As soon a hard drive fails, a notification is sent and sufficient time is provided for a new hard drive to be inserted. RAID 6 works in the same way, except with two sets of parity data to accommodate two hard drive failures. This increases the minimum number of hard drives needed. RAID 5 requires a minimum of three drives, while RAID 6 requires four. Only units with three or more hard drives are capable of sparing one for parity data, which means RAID 0 and JBOD devices are not protected against data loss.
Aside from providing redundancy, data is stored faster, since it is distributed and written on separate drives simultaneously. "Increased speed of data storage is important because data could constantly be transferred from the NVR to the RAID unit when large image files are constantly streaming in," Mesnik said.
Mirroring is when a spare hard drive is used for a backup copy as opposed to many, like in a RAID device. "Because mirroring uses a single hard drive for backup, it can be slower in comparison," Wilson said.
RAID 1 mirroring is when the same data file is being written on two different hard drives in real time, but it is not sufficient for data protection. "It is not as popular anymore, and can mostly be found in 30 percent of higher-quality NVRs, as opposed to extended storage devices," said Jack Yang, Senior Manager, Product Planning and Marketing, Promise Technology.
Hard drives are categorized into fiber channel, SCSI, SATA and SAS. Fiber channel and SCSI hard drives are used for enterprise purposes, which makes them expensive. "Fiber channel and SCSI hard drives are also out of date, even though they cost twice as much as a SATA drive. They have better drive performance speeds at 15,000 rpm, but it is too much for surveillance and their capacity is too small," Yang said. "SAS may have higher performance and dual paths for redundancy, but it becomes too expensive to be used in surveillance, which is why SATA drives are the best choice."
SATA drives are categorized by different levels of quality, with enterprise SATA drives considered to be most favorable. "AV and surveillance SATA drives are used for DVRs and NVRs as internal disks, so vibration is not too much of an issue," Yang said. "But when used in a RAID device, it lacks vibration correction and the failure rate is high, which means maintenance and replacement costs are high."
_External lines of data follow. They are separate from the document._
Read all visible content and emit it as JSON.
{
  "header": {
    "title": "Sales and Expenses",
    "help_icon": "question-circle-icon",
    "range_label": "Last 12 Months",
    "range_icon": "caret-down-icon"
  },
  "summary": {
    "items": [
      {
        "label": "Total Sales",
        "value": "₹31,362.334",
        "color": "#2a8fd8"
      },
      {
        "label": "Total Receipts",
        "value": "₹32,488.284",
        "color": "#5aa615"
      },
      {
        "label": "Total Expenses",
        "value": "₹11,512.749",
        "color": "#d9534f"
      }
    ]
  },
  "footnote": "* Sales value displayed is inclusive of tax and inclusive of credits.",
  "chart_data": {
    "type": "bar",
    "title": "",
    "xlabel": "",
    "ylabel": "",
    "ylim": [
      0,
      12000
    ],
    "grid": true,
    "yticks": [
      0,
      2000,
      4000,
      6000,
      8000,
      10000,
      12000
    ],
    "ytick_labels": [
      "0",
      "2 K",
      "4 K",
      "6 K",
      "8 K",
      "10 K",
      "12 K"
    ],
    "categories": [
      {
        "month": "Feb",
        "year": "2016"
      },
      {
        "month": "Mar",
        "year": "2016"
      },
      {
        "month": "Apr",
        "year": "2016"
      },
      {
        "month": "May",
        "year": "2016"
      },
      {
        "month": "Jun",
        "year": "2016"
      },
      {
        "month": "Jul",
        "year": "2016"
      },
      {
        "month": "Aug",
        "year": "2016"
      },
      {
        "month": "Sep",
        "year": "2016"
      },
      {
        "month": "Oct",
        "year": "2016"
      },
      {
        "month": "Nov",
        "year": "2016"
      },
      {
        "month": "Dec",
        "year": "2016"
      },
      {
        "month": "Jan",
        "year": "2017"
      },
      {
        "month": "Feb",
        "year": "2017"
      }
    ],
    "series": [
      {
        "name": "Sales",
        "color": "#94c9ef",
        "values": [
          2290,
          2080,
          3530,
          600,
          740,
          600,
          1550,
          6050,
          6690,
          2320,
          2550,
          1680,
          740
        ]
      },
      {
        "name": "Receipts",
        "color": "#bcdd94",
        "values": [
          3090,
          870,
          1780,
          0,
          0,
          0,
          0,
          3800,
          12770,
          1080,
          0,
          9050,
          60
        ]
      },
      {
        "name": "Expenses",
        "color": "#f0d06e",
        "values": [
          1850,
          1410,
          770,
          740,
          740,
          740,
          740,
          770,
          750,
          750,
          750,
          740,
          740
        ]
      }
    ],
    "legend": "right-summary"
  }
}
Specifying different hard drives is important because storage devices do not support all drives. Most devices support SATA and SAS drives, but some can only support SATA drives. Hard drive requirements needed to prevent selecting incompatible storage devices should be seriously considered.